Like all the Palmina white wines, this Pinot Grigio was fermented and aged completely in stainless steel tanks before bottling with a stelvin (screwcap) closure. The grapes for the wine come from Ashley's vineyard and the Thompson vineyard. The two vineyards have fairly different characteristics -- the former being a much cooler site with wind and fog influence, the latter being a warmer, sunnier plot. The grapes were picked a week apart and fermented separately before final blending and bottling.
Pale, straw-gold in the glass, this wine has a soft, somewhat shy nose of mineral and Asian fruit aromas. In the mouth it is bright with acidity and flavors of lemon zest, grapefruit, and a pleasant mineral undercurrent that keeps the wine dancing on the palate. The finish is substantial and pleasant, leaving a very nice impression in the back of the throat without a trace of the oily, slightly alcoholic taste that plagues many California Pinot Grigios. This is certainly one of the better examples of that category in recent memory.
I drank this wine courtesy of the generosity of one of my readers (thanks Hector!) with a truly stunning dish of cucumber gelee in tarragon cream, drizzled with cumin yogurt and cumin oil, and sprinkled with cumin seeds. It was a lovely match.

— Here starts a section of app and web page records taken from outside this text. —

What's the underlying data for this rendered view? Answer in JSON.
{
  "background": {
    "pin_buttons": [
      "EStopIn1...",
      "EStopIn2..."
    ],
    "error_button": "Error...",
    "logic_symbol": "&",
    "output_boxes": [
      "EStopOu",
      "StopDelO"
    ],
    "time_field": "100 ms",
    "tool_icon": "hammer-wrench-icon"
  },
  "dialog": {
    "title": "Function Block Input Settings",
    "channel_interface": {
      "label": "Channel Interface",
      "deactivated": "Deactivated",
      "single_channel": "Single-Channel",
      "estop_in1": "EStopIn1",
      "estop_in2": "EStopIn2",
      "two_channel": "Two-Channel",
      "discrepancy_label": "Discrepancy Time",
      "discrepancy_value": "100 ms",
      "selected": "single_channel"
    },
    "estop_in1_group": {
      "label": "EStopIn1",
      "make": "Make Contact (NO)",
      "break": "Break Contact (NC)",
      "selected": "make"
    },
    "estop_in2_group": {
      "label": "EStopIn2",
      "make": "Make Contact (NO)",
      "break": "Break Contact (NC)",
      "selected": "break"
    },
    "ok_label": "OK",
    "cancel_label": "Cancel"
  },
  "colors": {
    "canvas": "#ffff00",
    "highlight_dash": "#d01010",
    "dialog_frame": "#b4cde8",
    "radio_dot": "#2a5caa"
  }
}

Overall Score: 9
How Much?: $19
This wine is available for purchase on the internet.
A wine book like no other. Photographs, essays, and wine recommendations. Learn more.
What's Holding Wine Back in America Vinography Images: From the Fog The World's First Wine Bar Vinography Unboxed: Week of May 31, 2015 Vinography Images: Sky Drama Secrets of the World's Best Wine Lists Vinography Unboxed: Week of May 24, 2015 Vinography Images: The Happy Canyon Drinking Time Itself: The Champagnes of Anselme Selosse The Great Prosecco Crisis of 2015
Wine Will Never Smell the Same Again: Luca Turin and the Science of Scent Forlorn Hope: The Remarkable Wines of Matthew Rorick Debating Robert Parker At His Invitation Passopisciaro Winery, Etna, Sicily: Current Releases Should We Care What Winemakers Say? The Sweet Taste of Freedom: Austria's Ruster Ausbruch Wines 2009 Burgundy Vintage According to Domaine de la Romanée-Conti Charles Banks: The New Man Behind Mayacamas Wine from the Caldera: The Incredible Viticulture of Santorini Why Community Tasting Notes Sites Will Fail Chateau Rayas and the 2012 Vintage of Chateauneuf-du-Pape A Life Indomitable: The Wines of Casal Santa Maria, Portugal Bay Area Bordeaux: Tasting Santa Cruz Mountain Cabernets Forgotten Jewels: Reviving Chile's Old Vine Carignane The First-Timer's Guide to Les Trois Glorieuses of Hospices de Beaune